Hydrogen Peroxide Fogging is Stronger Than Bleach
Halosil Blog

Timely insights on whole room disinfection.

HospitalsFebruary 11, 2015

Hydrogen Peroxide Fogging is Stronger Than Bleach

by Halosil

No-hands disinfection system trumps hands-on cleaning

Clostridioides difficile spores and multidrug-resistant organisms, including methicillin-resistant Staphylococcus aureus (MRSA), are difficult to eliminate with traditional spray-and-wipe techniques because the human touch is inexact and inconsistent.

It’s easy to miss a spot. No one is measuring the length of time the disinfectant is in contact with the surface.

That’s especially concerning because studies have shown that patients who are admitted to rooms that were previously occupied by patients with C. diff or MRSA are at greater risk of being infected. Making certain those rooms are properly disinfected between patients could be a matter of life and death.

Even supposedly thorough cleanings with bleach don’t always get the job done. In one study, 23 of 194 swabs collected from 5,000 ppm bleach-treated rooms were contaminated with C diff. That’s 12 percent—and completely unacceptable.

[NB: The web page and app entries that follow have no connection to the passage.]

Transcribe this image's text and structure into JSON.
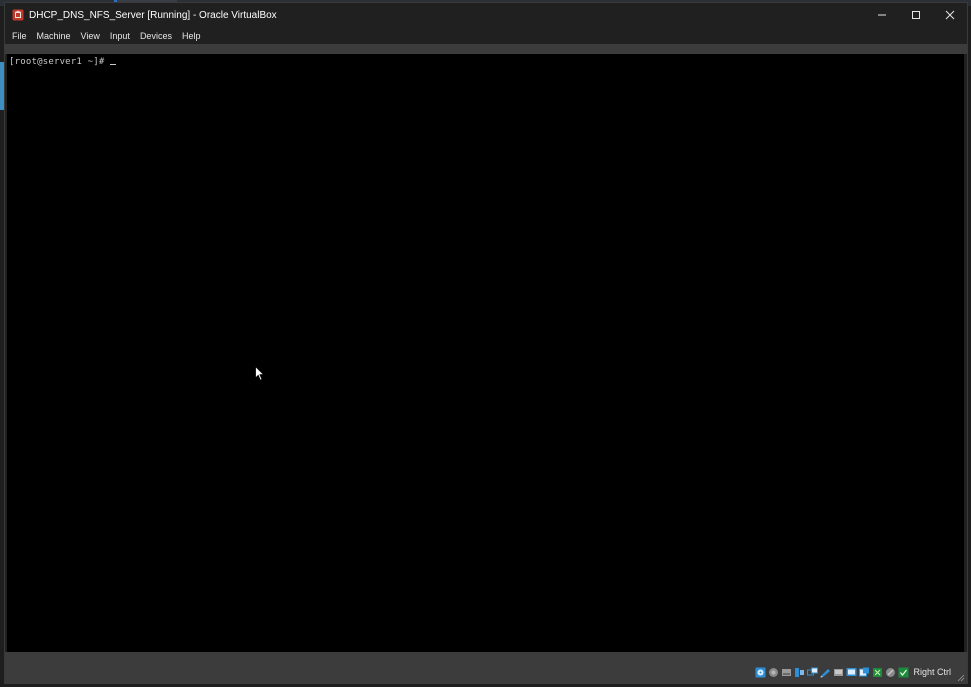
{
  "window": {
    "title": "DHCP_DNS_NFS_Server [Running] - Oracle VirtualBox"
  },
  "menu": [
    "File",
    "Machine",
    "View",
    "Input",
    "Devices",
    "Help"
  ],
  "console": {
    "prompt": "[root@server1 ~]# "
  },
  "statusbar": {
    "host_key": "Right Ctrl",
    "icons": [
      "optical-drive-icon",
      "audio-icon",
      "hard-disk-icon",
      "usb-icon",
      "network-icon",
      "shared-folders-icon",
      "display-icon",
      "video-capture-icon",
      "guest-additions-icon",
      "mouse-integration-icon",
      "cpu-icon",
      "keyboard-icon"
    ]
  },
  "colors": {
    "console_bg": "#000000",
    "chrome_bg": "#202020",
    "statusbar_bg": "#3c3c3c",
    "accent_blue": "#2d8fd5"
  }
}
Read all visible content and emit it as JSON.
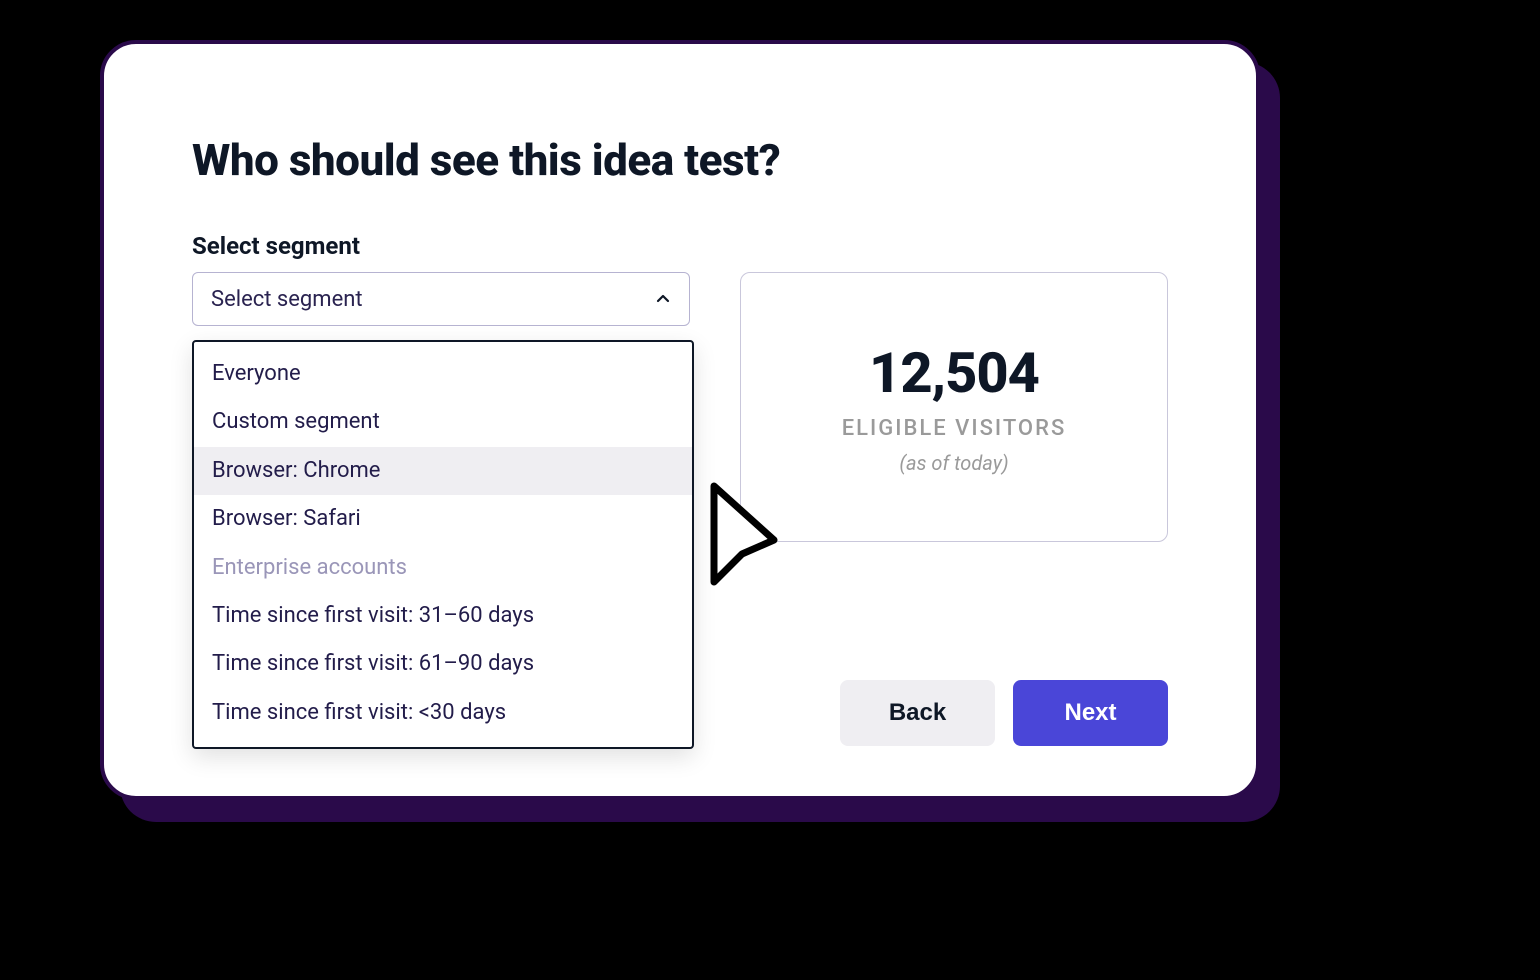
{
  "title": "Who should see this idea test?",
  "segment": {
    "label": "Select segment",
    "placeholder": "Select segment",
    "options": [
      {
        "label": "Everyone",
        "state": "normal"
      },
      {
        "label": "Custom segment",
        "state": "normal"
      },
      {
        "label": "Browser: Chrome",
        "state": "highlight"
      },
      {
        "label": "Browser: Safari",
        "state": "normal"
      },
      {
        "label": "Enterprise accounts",
        "state": "disabled"
      },
      {
        "label": "Time since first visit: 31–60 days",
        "state": "normal"
      },
      {
        "label": "Time since first visit: 61–90 days",
        "state": "normal"
      },
      {
        "label": "Time since first visit: <30 days",
        "state": "normal"
      }
    ]
  },
  "stats": {
    "value": "12,504",
    "label": "ELIGIBLE VISITORS",
    "sub": "(as of today)"
  },
  "buttons": {
    "back": "Back",
    "next": "Next"
  }
}
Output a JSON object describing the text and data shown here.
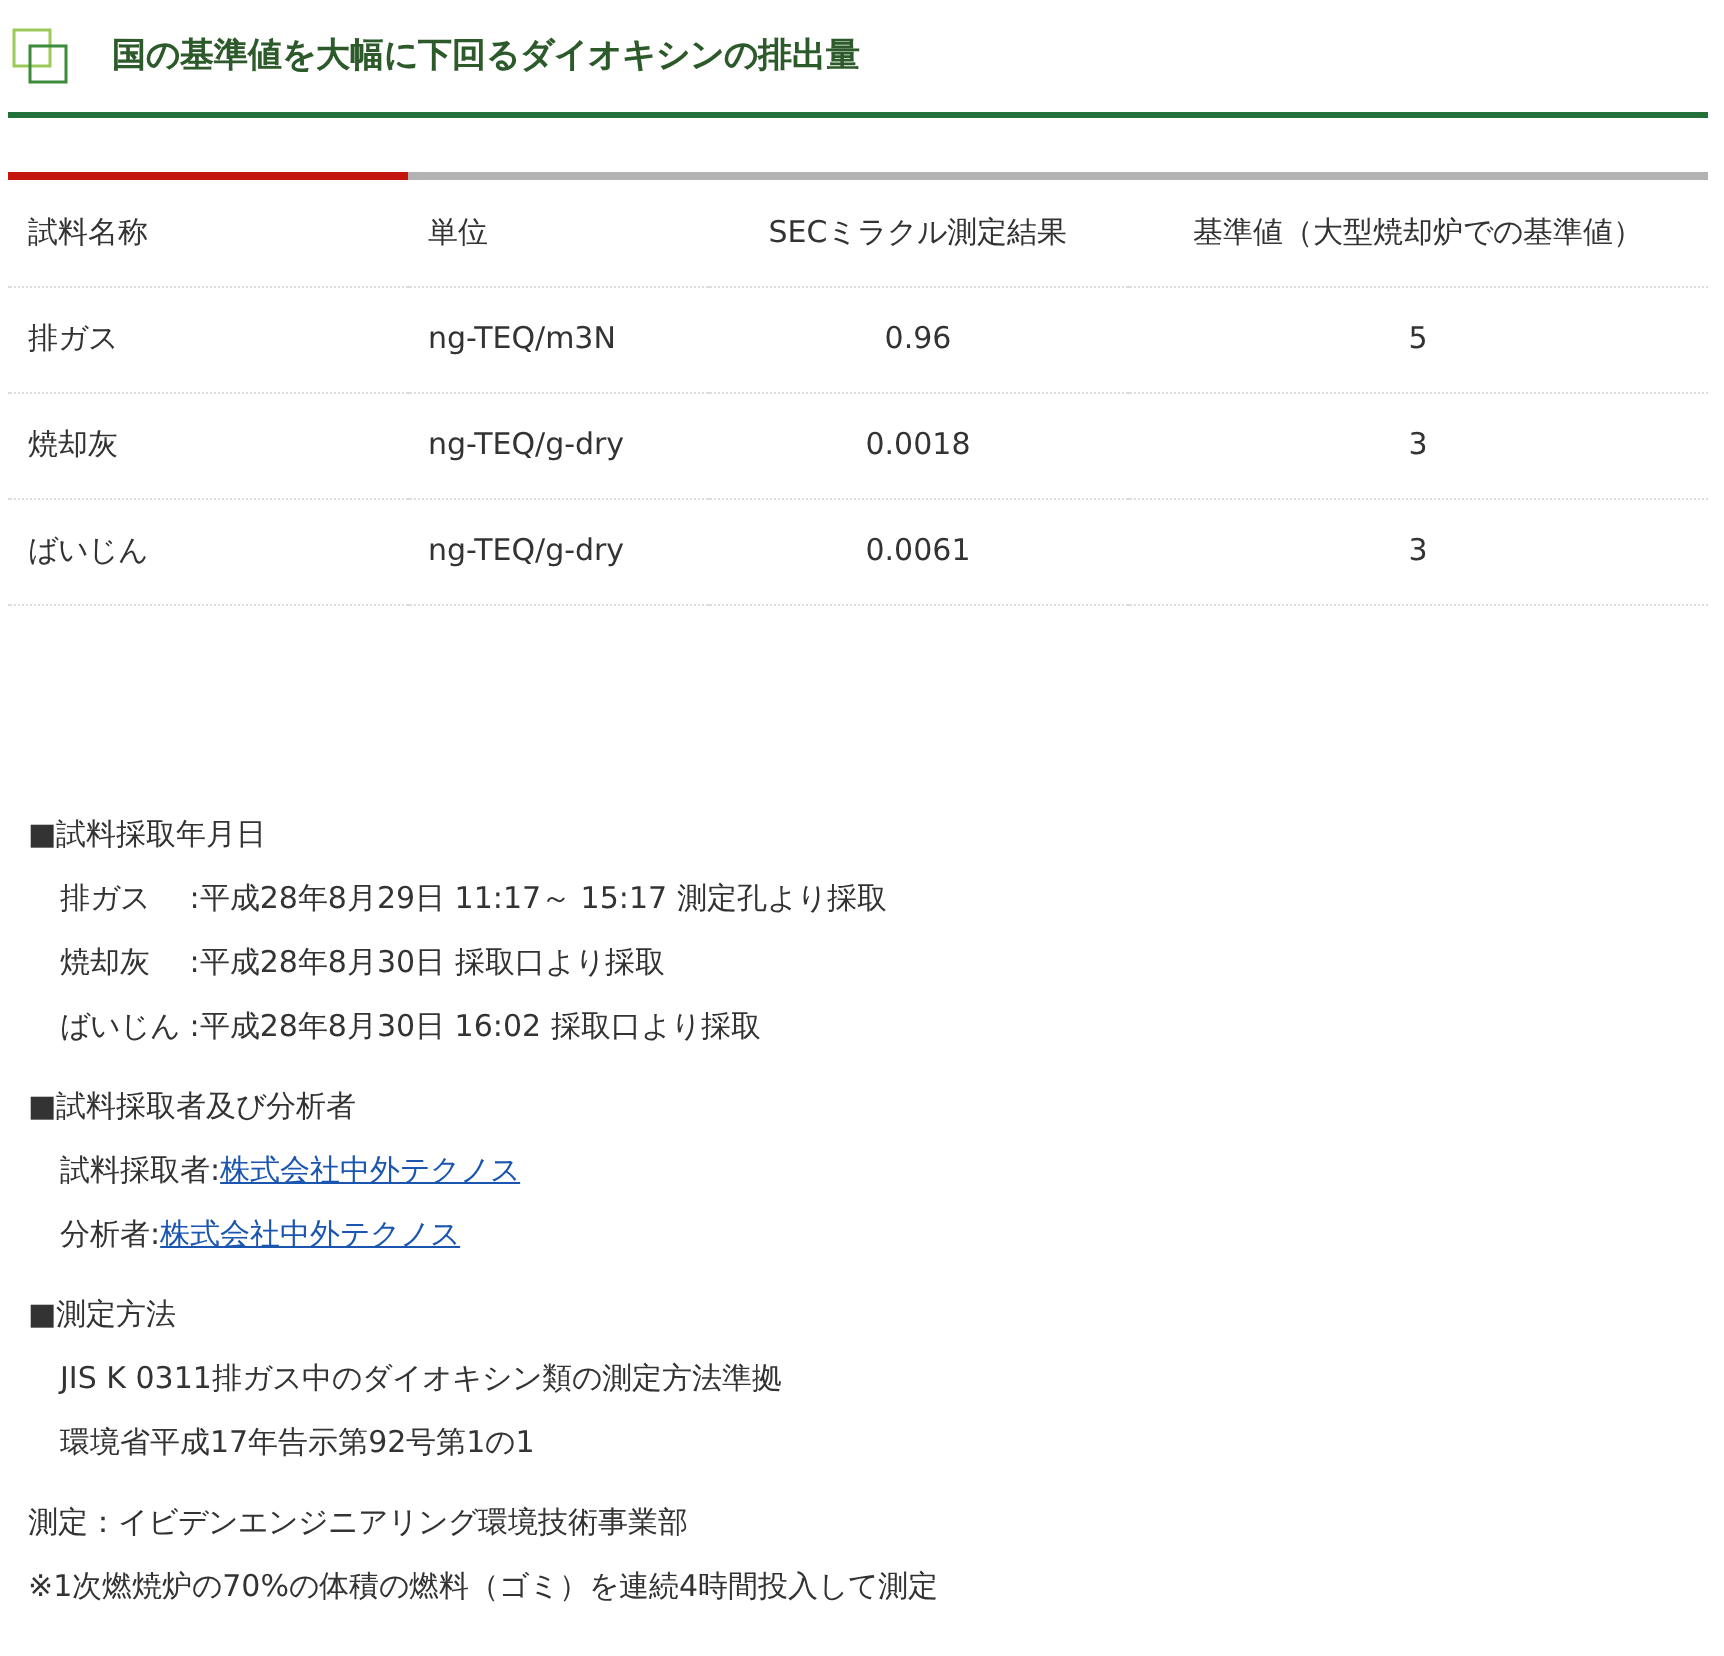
{
  "title": "国の基準値を大幅に下回るダイオキシンの排出量",
  "table": {
    "columns": [
      "試料名称",
      "単位",
      "SECミラクル測定結果",
      "基準値（大型焼却炉での基準値）"
    ],
    "rows": [
      [
        "排ガス",
        "ng-TEQ/m3N",
        "0.96",
        "5"
      ],
      [
        "焼却灰",
        "ng-TEQ/g-dry",
        "0.0018",
        "3"
      ],
      [
        "ばいじん",
        "ng-TEQ/g-dry",
        "0.0061",
        "3"
      ]
    ]
  },
  "sections": [
    {
      "heading": "■試料採取年月日",
      "lines": [
        {
          "kind": "text",
          "text": "排ガス　 :平成28年8月29日 11:17～ 15:17 測定孔より採取"
        },
        {
          "kind": "text",
          "text": "焼却灰　 :平成28年8月30日 採取口より採取"
        },
        {
          "kind": "text",
          "text": "ばいじん :平成28年8月30日 16:02 採取口より採取"
        }
      ]
    },
    {
      "heading": "■試料採取者及び分析者",
      "lines": [
        {
          "kind": "link",
          "text": "試料採取者:",
          "link": "株式会社中外テクノス"
        },
        {
          "kind": "link",
          "text": "分析者:",
          "link": "株式会社中外テクノス"
        }
      ]
    },
    {
      "heading": "■測定方法",
      "lines": [
        {
          "kind": "text",
          "text": "JIS K 0311排ガス中のダイオキシン類の測定方法準拠"
        },
        {
          "kind": "text",
          "text": "環境省平成17年告示第92号第1の1"
        }
      ]
    }
  ],
  "notes": [
    "測定：イビデンエンジニアリング環境技術事業部",
    "※1次燃焼炉の70%の体積の燃料（ゴミ）を連続4時間投入して測定"
  ]
}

In the study, the cleaning staff was instructed to be especially vigilant and to pay special attention to surfaces that are often touched by patients, including call buttons, bed rails, bedside tables and door knobs. The sole method of distributing the bleach was a cloth soaked in a 0.5% hypochlorite solution that was to be used only once.

Another study showed even more dismal results, even after four rounds of 5,000 ppm bleach disinfection.

In that study, the staff also was cautioned to take extra care in cleaning. A cart with buckets of bleach solution was stationed outside the room. The staff was provided with multiple cotton cloths so that the staff would not contaminate the disinfectant by dipping a cloth that already had been used into the bucket of bleach solution.

Still, 26.6 percent of patient rooms were still contaminated with Acinetobacter or MRSA.

The Fogger Advantage

The Halo Disinfection System by Sanosil International delivers hands-free, whole room surface disinfection with aerosolized hydrogen peroxide that produces at a 6-log kill rate that can dramatically reduce infections and save patients’ lives.

HP aerosol safely achieves that goal at a lower cost than other surface disinfection technologies. The price tag for whole room surface disinfection is less than $15 per patient room.

The bottom line: the Halo system provides both efficacy and value.